Jill tells the story of her characters’ tragic Facebook demise here, though I’m with those who wish she didn’t feel apologetic. As I recounted in that Blogcritics article, I chose not to Friend the character who first contacted me because I didn’t know who he was. I dug deeper after the second character’s request and a simple check of her profile told me she was fictional. A quick Google search would have done the same. Who blindly Friends a completely unvetted stranger and then gets outraged when it turns out they didn’t know the first thing about them?
Story2Oh! will live on, and storytelling on the Internet will continue to mature. I just hope the audience will mature along with it.
I finally wrote up my fairly glowing report of JibJab after getting a tour of their place in California. If you’re a regular reader of this blog, you know I’m a big fan of what these guys do. Founder/CEO Gregg Spiridellis is a gregarious, eloquent guy prone to throwing out the kind of terminology you might expect from a former investment banker with an MBA from the Wharton School of Business. So maybe that explains why this is my favourite soundbite from our hour-long talk: “Puppets are awesome.” I thought it was big of me to clarify that he was making a business point instead of expressing child-like enthusiasm for his job. Though who could blame him for that, either.
There was more to the interview so depending on inspiration, I’ll either do another Blogcritics post with a different focus, or I’ll throw up some more deleted blog scenes here of more quotes.
This is so wrong. So, so wrong. I apologize in advance.
I will have more on JibJab soon – I got to sit down with co-founder Gregg Spiridellis and get a tour of their studios when I was in LA – but today they’ve launched a new Starring You video: you can put yourself into a Snoop Dogg video.
At first, I tried to do the lazy thing and use my own already uploaded head for all 3 roles. I will be in therapy for years, now, trying to get the vision of me seducing myself out of my head. Then I tried to put Hugh Laurie and John Cusack in the supporting roles – hey, I didn’t want to give up the starring role – but now I have to do penance for years, trying to atone for putting them in sexy women’s garb. Finally, I decided to ignore the fact that I’m pandering to the male fantasy. Let’s just say if I were to bat for the other team, I’d want Michelle Pfeiffer and Keira Knightley on my side.

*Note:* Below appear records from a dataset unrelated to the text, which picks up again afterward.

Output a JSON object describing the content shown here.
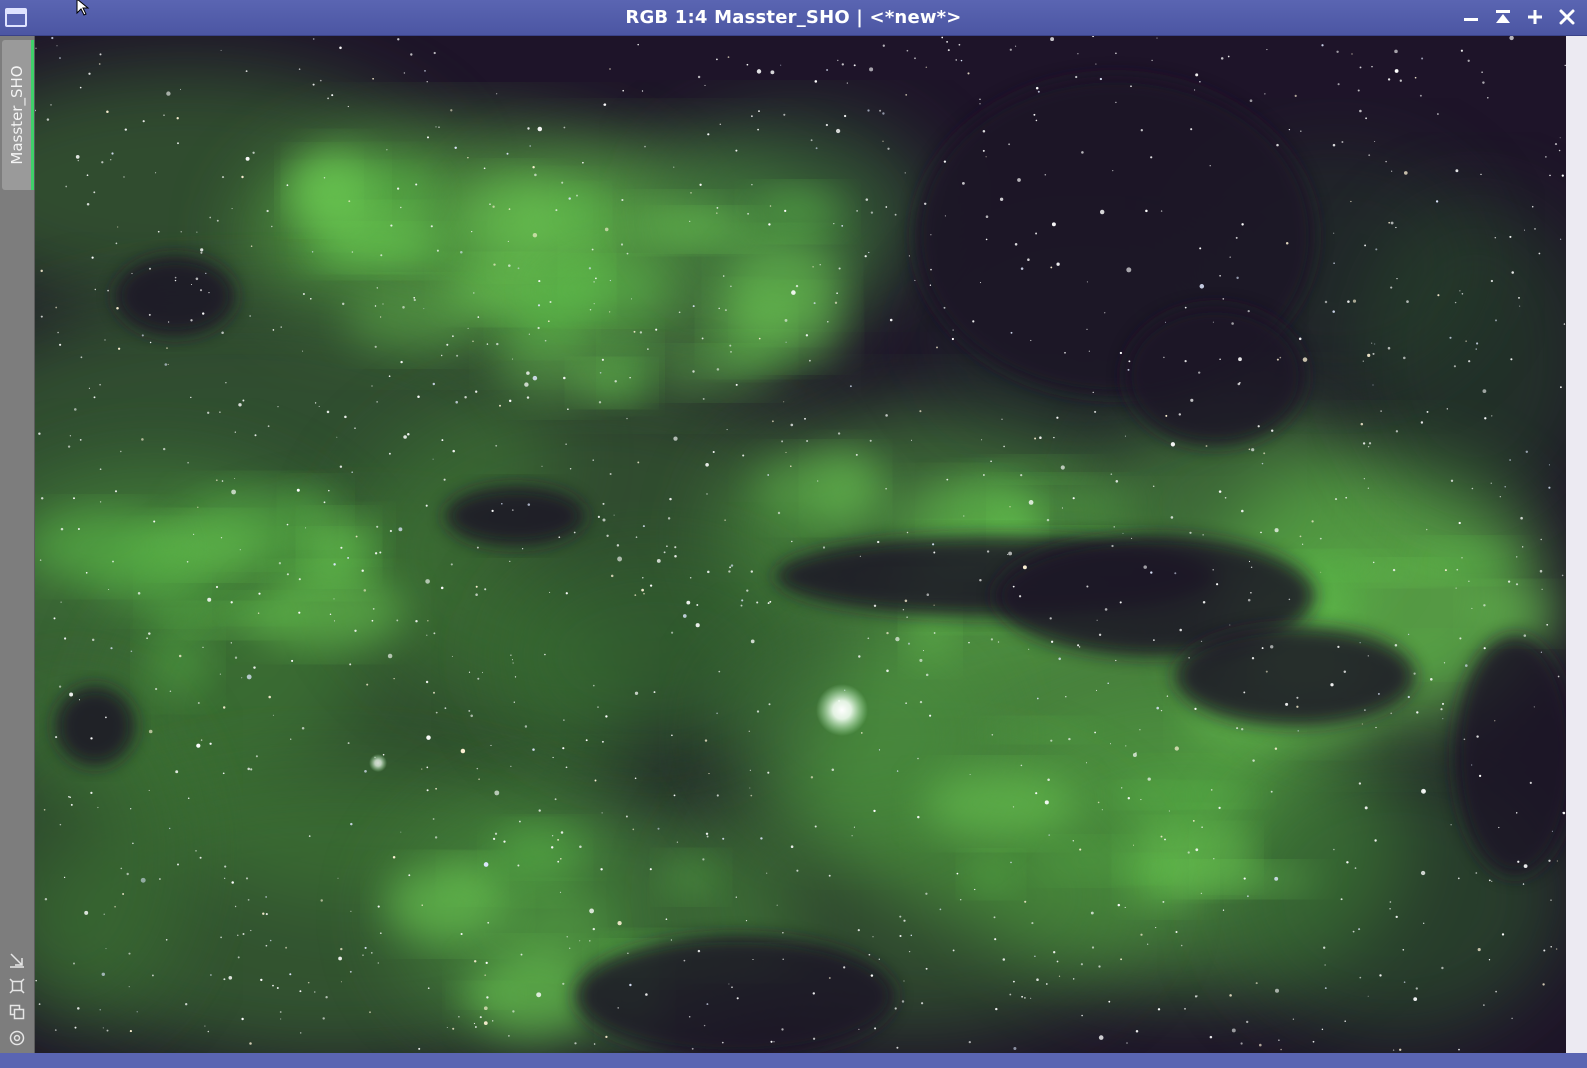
{
  "window": {
    "title": "RGB 1:4 Masster_SHO | <*new*>",
    "controls": {
      "minimize_icon": "minimize-icon",
      "shade_icon": "shade-icon",
      "maximize_icon": "plus-icon",
      "close_icon": "close-icon"
    },
    "titlebar_color": "#5a65b2"
  },
  "sidebar": {
    "view_tab_label": "Masster_SHO",
    "active_indicator_color": "#3fd06a",
    "tools": [
      "fit-view-icon",
      "zoom-to-fit-icon",
      "clone-view-icon",
      "target-icon"
    ]
  },
  "image": {
    "description_kind": "astrophotography-nebula",
    "palette": [
      "#1c1228",
      "#2f5a2a",
      "#4fb43a",
      "#ffffff"
    ]
  }
}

Want to make your own? Visit JibJab – but it’ll cost you $3 to share the video like this. I’ll have a bit more on that in my upcoming article, too.